Required action — Whenever the word "Connect" appears in a line of the data below, copy that line.

Supplied records —
────────────────────────────────────────

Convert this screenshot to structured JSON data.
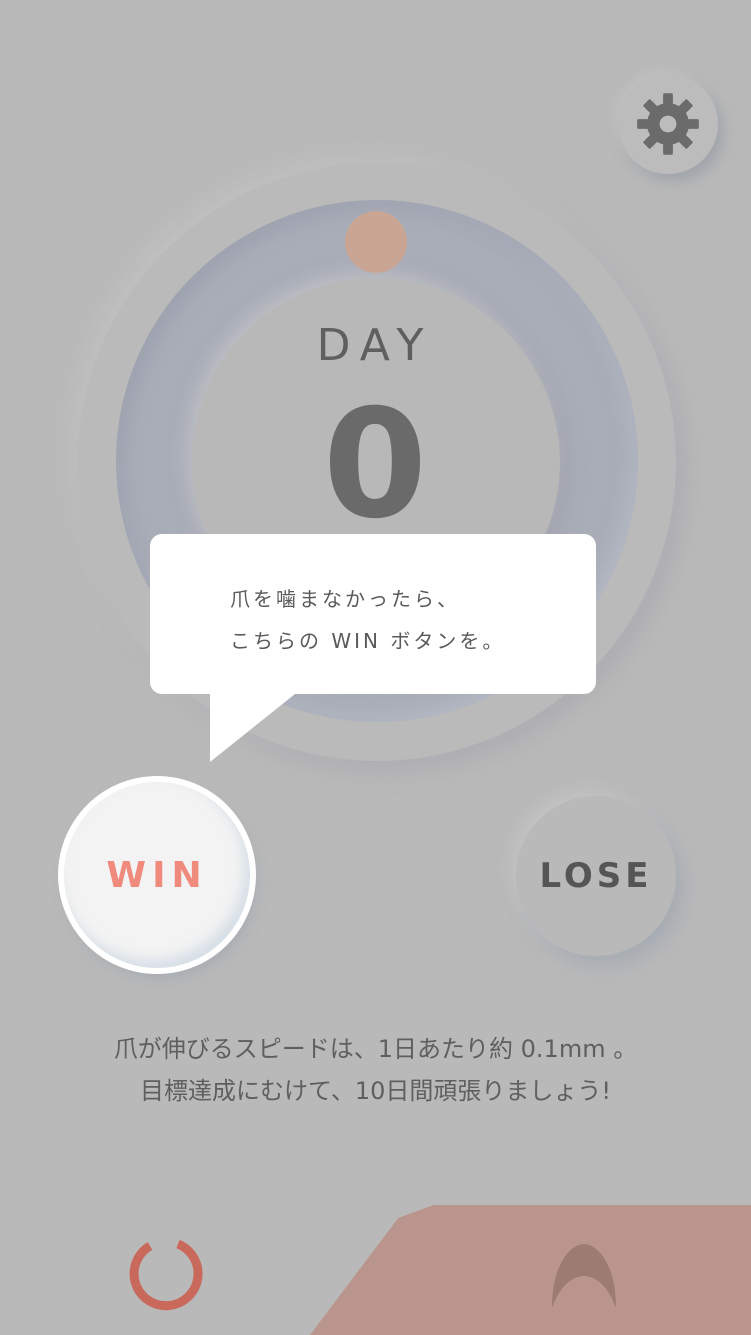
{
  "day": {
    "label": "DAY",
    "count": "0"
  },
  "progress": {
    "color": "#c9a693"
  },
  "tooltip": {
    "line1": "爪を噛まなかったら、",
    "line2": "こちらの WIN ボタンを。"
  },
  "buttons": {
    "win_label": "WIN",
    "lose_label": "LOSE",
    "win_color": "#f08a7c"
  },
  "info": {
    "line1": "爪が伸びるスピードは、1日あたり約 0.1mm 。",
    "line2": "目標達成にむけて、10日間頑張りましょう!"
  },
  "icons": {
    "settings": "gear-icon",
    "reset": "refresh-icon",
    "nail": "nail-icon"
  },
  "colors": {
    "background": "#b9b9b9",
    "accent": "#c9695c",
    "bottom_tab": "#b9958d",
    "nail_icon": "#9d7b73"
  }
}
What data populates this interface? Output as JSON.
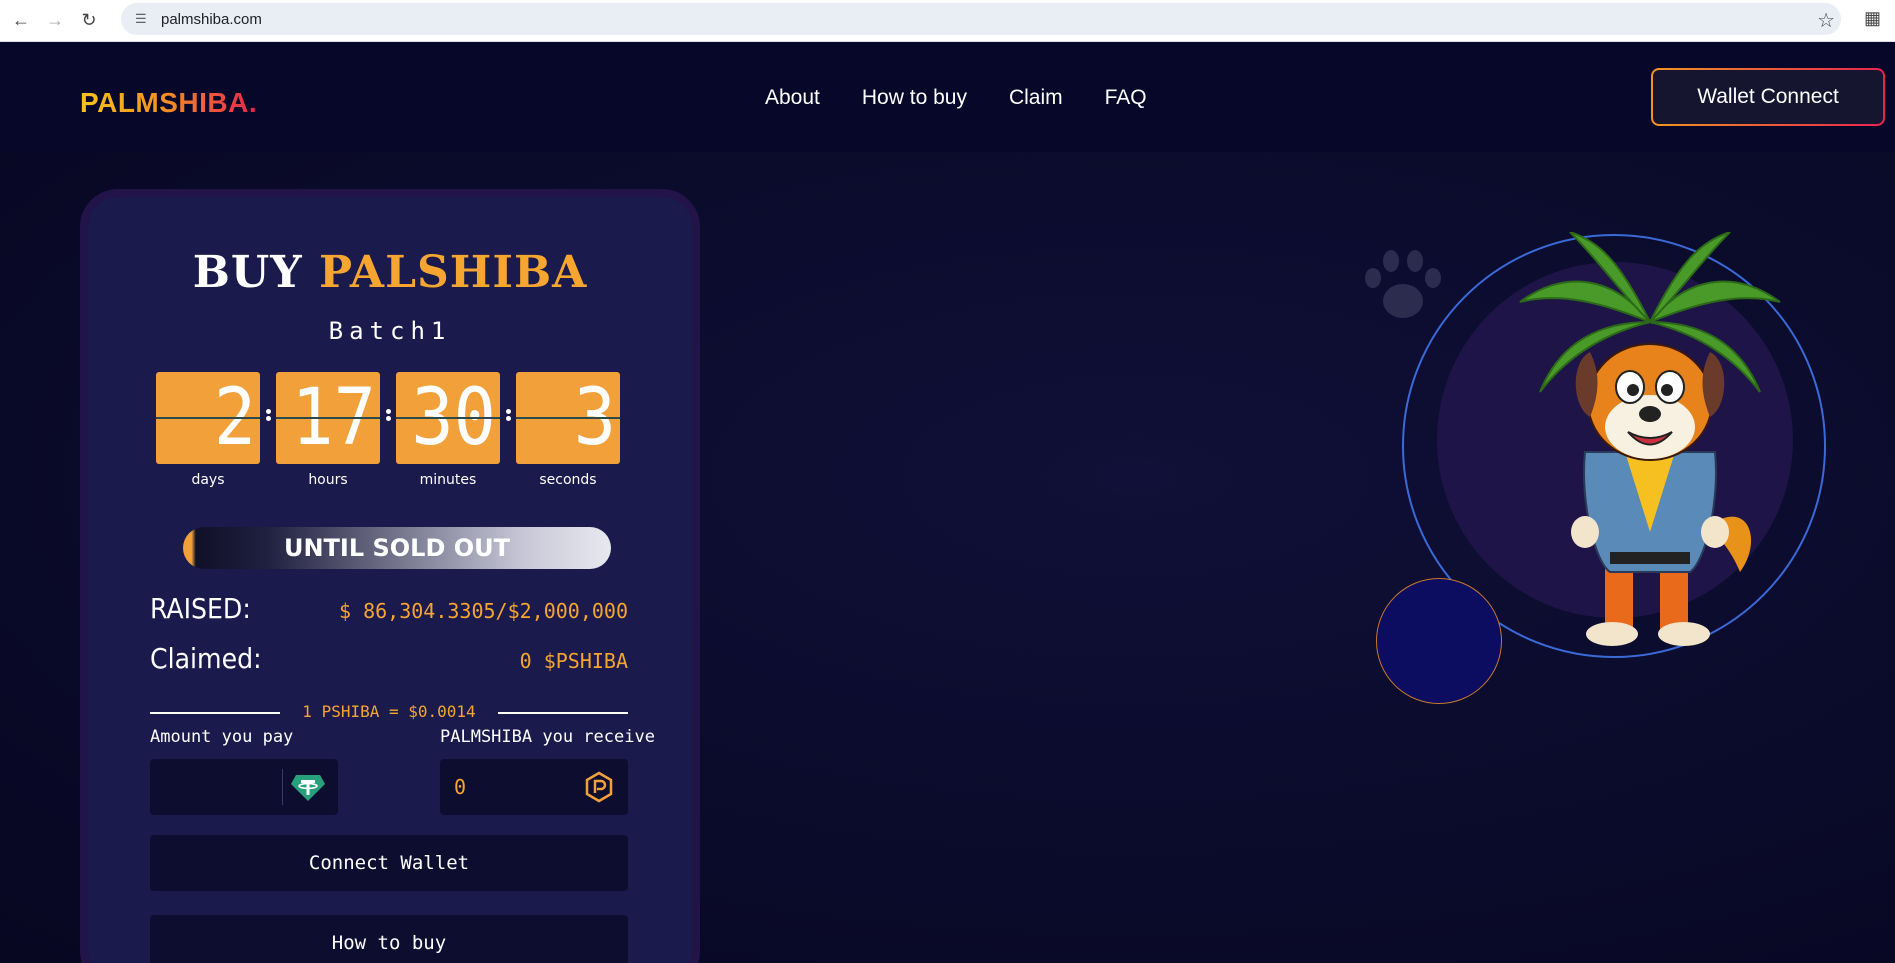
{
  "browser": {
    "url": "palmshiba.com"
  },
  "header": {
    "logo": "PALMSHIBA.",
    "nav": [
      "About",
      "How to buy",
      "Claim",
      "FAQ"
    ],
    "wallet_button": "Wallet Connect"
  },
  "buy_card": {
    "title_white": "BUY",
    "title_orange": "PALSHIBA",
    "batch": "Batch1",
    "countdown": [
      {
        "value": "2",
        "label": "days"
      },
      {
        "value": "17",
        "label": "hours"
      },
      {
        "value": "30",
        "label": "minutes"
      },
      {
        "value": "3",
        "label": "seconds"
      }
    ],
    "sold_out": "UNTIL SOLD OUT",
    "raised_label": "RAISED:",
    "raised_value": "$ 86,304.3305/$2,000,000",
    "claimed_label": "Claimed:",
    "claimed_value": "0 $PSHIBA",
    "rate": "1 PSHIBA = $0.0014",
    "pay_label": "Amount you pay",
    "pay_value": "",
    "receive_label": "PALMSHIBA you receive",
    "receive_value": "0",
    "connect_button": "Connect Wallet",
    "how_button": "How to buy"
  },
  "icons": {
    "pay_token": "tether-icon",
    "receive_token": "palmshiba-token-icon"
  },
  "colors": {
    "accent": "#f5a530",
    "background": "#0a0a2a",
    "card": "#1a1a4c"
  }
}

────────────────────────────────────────

Result of the exercise —
    "wallet_button": "Wallet Connect"
    "connect_button": "Connect Wallet",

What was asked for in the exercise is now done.